I love to do crafts (cook, play, anything!!) with my little guy. I wish we did them more often and I’m determined to make a better effort to make that happen. It’s a great bonding experience, it’s a lot of fun, and for my little guy who has some minor sensory aversions (heaven forbid ANYTHING gets on his hands) it’s a terrific opportunity for him to get messy without a lot of pressure.
Halloween is just a week away so I knew we needed to make another Halloween craft before that holiday flies on by. We already made a Jack-o-Lantern busy bag but Buddy has shown a lot of interest in ghosts over the past few weeks so I wanted to target this experience towards our floating friends. After digging through my Pinterest Halloween board for a while, I came across an old pin of a round-up post of ghost crafts. Bingo. No Time for Flash Cards provided the inspiration for this ghoulish craft!
You will need:
white liquid glue
brown paper bags (grocery sized)
bowl, spoon, 1/4 cup measuring cup
popsicle/craft sticks (optional)
black construction paper
wet paper towels (I don’t need to tell you what these are for right? This is MESSY!)
First, cut out the side of the bag that doesn’t have a seam. Draw a ghost shape on it. Easy enough right?
Mix 1/4 cup glue with 2/3-3/4 cup shaving cream. Mix well.
Let your kiddo do as much of this as you feel comfortable with. Personalities and how they handle things vary so much from kiddo to kiddo. Just use your judgement. I let Buddy do most of the work this time around; including shaking the shaving cream, which may have been the best part.
Mix it up really well!
Then you’re ready to spread it on.
This is where things got a little interesting (slow) for us. As I mentioned before, Buddy isn’t a fan of sticking his hands into stuff like this.
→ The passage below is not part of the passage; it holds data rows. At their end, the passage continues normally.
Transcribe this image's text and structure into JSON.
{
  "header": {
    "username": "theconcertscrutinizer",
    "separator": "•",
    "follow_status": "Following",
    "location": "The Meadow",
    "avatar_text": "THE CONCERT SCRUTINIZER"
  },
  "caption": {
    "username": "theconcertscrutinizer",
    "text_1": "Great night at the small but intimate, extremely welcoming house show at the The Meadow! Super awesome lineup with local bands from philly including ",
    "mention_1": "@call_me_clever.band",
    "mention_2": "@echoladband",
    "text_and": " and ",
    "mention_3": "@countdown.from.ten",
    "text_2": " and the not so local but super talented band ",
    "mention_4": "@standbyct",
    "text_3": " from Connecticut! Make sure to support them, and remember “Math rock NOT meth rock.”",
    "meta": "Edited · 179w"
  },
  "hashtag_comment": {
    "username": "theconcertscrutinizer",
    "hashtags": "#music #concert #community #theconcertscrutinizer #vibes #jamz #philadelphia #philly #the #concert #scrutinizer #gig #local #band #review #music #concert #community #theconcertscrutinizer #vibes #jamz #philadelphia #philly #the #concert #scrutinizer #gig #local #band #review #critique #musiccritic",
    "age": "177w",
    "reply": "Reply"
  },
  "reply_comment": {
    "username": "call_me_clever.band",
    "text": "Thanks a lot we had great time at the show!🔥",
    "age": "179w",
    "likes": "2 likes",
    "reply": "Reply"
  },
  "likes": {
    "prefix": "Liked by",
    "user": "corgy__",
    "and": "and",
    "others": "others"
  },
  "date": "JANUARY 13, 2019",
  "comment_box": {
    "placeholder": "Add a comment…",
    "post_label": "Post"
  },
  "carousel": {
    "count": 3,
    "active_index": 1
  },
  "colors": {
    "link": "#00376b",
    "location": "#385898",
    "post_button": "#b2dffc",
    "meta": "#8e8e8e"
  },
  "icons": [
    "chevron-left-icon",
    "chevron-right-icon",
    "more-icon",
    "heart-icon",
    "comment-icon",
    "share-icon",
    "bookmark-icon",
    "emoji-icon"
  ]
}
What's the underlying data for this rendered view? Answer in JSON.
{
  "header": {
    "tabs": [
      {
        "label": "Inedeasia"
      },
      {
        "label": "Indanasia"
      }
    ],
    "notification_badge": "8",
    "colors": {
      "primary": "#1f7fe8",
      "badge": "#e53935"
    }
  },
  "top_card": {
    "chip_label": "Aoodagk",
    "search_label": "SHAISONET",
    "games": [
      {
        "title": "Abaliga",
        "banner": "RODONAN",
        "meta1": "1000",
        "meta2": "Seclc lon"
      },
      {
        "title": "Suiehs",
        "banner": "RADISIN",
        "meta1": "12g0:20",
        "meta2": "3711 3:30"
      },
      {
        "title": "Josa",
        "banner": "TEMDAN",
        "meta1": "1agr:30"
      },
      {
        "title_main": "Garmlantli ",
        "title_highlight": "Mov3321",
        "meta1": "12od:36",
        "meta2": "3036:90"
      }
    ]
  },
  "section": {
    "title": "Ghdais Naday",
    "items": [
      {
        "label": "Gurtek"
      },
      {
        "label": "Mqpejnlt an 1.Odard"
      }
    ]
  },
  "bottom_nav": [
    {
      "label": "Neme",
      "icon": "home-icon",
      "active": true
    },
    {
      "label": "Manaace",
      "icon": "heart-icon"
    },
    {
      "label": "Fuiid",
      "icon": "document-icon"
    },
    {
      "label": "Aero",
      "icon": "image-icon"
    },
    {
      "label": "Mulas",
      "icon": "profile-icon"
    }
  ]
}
He went with the one-finger-approach. I apologize for his choice of finger. But then I “helped” him use more of his hand. If your child really isn’t interested in getting messy, try a popsicle or craft stick or even the back of a spoon. Less mess, they get to keep their hands clean, and you can continue to introduce more sensory experiences over time.
And this only induced a tiny bit of panic.
But we overcame. Go slow if your child is a little nervous about gooey sensory experiences. Leave yourself lots of time so there’s no pressure. Buddy asked me for “help” several times. I helped him move his hand around the paper bag, which helped him get more comfortable with the feel. The more low-pressure situations you can present them with to explore these mediums, the better.
Spread the goo aaaaaall over the ghost.
Then stick on some eyes!
Then cut out and stick on a mouth. When asked what shape he wanted, Buddy didn’t even hesitate. Oval it is!
Allow to dry completely (we made ours right after lunch…wasn’t dry until after dinner, and even then, not completely until the next day) and cut out. I made one too.
These are so cute! We stuck them on our pantry door to add a little holiday flair to the kitchen. Great experience, and Buddy talks about them all day! I can’t wait to get messy with him again!